● **Task**: Go through the entries below. Copy out every line that contains "label".

──────────────────────────────

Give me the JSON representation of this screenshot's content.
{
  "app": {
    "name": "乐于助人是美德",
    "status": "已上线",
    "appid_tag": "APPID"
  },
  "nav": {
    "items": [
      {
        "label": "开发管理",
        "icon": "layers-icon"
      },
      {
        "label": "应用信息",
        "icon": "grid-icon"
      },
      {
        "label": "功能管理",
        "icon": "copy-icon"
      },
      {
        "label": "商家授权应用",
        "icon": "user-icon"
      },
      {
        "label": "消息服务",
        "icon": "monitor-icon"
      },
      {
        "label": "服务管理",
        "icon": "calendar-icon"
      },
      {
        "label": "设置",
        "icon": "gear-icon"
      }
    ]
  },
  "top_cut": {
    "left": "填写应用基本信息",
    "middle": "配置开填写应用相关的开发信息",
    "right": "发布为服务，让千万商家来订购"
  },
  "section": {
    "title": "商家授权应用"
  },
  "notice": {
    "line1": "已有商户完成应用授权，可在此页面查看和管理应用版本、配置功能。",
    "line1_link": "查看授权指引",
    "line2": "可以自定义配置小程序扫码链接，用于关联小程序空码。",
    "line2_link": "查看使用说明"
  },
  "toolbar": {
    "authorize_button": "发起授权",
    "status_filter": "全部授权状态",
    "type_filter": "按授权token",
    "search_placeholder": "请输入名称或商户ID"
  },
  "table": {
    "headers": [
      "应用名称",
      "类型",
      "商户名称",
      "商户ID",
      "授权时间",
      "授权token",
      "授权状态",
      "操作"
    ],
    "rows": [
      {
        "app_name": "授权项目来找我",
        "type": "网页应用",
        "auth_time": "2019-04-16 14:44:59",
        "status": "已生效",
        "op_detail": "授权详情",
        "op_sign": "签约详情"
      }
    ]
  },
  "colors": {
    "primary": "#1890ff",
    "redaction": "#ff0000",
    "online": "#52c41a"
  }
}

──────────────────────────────

● **Answer to the exercise**:
        "label": "开发管理",
        "label": "应用信息",
        "label": "功能管理",
        "label": "商家授权应用",
        "label": "消息服务",
        "label": "服务管理",
        "label": "设置",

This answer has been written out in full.